• [Records provided]
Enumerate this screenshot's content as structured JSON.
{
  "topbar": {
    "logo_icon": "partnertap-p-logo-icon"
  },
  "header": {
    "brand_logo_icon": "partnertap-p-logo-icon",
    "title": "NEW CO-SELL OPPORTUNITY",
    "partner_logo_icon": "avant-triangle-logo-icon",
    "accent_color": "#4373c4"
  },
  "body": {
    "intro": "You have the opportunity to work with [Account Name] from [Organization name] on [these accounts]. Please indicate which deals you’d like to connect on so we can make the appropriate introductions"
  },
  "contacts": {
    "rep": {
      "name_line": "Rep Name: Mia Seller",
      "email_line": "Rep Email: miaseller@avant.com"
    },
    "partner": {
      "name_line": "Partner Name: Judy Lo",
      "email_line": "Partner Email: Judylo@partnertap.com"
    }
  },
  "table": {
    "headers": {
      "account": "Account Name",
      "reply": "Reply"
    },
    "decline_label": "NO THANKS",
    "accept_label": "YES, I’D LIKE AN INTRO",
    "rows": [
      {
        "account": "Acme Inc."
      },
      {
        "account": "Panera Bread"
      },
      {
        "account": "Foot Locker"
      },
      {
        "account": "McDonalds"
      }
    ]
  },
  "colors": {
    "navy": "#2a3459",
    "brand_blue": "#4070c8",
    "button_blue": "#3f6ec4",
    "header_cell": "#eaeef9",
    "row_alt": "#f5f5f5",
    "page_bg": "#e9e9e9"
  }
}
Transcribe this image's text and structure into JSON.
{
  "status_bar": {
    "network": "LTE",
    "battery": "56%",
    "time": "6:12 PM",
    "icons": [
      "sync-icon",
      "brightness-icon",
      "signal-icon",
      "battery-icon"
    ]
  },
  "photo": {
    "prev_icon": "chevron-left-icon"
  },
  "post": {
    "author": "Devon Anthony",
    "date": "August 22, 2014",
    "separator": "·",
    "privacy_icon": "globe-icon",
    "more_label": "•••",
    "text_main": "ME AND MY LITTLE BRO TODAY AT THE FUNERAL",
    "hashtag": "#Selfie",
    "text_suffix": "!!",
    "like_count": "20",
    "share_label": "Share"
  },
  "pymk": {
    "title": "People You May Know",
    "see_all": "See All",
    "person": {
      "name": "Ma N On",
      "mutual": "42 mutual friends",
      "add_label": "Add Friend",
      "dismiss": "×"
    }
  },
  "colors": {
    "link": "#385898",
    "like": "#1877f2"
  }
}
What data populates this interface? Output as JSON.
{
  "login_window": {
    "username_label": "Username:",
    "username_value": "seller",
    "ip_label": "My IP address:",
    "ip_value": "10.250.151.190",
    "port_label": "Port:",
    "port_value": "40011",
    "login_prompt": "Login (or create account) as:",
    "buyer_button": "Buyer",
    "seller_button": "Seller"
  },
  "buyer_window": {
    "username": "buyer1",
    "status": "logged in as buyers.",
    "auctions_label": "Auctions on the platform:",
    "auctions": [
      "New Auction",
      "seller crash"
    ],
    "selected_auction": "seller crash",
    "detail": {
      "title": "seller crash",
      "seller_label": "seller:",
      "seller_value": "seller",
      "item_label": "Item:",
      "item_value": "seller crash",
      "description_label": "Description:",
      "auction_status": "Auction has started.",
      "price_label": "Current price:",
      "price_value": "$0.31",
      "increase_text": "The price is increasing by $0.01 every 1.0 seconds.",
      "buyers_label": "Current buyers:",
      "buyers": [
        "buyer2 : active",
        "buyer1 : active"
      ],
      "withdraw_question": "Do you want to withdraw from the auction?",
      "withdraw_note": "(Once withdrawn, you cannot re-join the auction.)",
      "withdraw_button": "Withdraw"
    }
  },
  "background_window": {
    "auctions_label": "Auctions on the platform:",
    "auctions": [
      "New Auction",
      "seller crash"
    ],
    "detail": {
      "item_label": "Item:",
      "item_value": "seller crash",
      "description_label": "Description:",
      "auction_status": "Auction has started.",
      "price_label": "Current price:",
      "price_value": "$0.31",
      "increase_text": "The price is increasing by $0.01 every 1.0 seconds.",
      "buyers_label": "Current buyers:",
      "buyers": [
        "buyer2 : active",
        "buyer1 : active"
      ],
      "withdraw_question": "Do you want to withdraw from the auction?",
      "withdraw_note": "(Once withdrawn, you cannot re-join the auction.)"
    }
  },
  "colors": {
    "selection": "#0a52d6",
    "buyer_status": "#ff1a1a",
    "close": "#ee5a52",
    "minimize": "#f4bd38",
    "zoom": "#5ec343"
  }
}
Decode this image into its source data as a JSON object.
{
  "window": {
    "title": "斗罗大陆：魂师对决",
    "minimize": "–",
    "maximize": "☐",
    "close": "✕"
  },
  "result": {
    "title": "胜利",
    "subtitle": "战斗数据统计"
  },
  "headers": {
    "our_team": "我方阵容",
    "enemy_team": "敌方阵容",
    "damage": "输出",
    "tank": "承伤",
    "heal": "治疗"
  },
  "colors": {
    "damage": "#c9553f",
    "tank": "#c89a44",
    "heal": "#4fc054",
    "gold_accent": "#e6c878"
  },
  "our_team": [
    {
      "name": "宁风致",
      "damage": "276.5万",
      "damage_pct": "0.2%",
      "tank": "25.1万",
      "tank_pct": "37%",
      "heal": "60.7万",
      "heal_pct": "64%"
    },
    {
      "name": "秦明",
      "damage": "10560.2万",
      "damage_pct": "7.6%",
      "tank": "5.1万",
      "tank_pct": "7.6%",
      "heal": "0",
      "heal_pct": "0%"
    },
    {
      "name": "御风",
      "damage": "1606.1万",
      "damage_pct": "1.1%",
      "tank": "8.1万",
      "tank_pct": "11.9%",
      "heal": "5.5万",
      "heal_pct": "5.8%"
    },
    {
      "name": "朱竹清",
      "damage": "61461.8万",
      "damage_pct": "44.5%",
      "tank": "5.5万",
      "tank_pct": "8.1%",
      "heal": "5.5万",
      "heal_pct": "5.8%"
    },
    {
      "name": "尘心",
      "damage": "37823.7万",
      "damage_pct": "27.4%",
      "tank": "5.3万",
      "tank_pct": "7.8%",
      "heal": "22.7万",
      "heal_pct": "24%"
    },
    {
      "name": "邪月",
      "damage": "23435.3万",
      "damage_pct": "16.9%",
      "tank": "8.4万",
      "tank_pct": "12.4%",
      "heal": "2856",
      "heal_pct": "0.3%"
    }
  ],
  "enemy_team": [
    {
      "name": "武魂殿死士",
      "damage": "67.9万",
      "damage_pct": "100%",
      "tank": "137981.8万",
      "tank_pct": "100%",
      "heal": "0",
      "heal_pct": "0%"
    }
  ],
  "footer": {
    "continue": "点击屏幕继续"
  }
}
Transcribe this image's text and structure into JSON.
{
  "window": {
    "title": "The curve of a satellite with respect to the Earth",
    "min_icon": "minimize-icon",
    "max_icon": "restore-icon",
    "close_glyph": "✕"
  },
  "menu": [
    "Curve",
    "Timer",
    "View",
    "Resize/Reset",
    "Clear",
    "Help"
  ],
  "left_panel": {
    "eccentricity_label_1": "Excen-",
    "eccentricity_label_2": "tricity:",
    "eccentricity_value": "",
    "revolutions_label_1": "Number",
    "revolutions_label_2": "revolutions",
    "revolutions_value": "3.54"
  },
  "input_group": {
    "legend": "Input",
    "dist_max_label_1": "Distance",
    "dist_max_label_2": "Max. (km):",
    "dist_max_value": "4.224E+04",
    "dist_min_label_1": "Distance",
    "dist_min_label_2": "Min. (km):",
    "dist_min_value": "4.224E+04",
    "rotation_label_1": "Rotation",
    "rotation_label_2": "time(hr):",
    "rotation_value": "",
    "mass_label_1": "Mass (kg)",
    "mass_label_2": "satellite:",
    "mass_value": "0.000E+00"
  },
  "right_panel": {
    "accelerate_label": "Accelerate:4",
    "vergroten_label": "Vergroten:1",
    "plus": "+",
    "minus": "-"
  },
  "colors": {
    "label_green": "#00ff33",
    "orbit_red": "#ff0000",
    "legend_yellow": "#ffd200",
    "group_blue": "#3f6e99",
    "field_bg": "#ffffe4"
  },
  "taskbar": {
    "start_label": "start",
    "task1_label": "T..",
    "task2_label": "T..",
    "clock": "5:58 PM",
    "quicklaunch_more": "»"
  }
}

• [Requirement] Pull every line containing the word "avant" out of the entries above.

• [Result]
    "partner_logo_icon": "avant-triangle-logo-icon",
      "email_line": "Rep Email: miaseller@avant.com"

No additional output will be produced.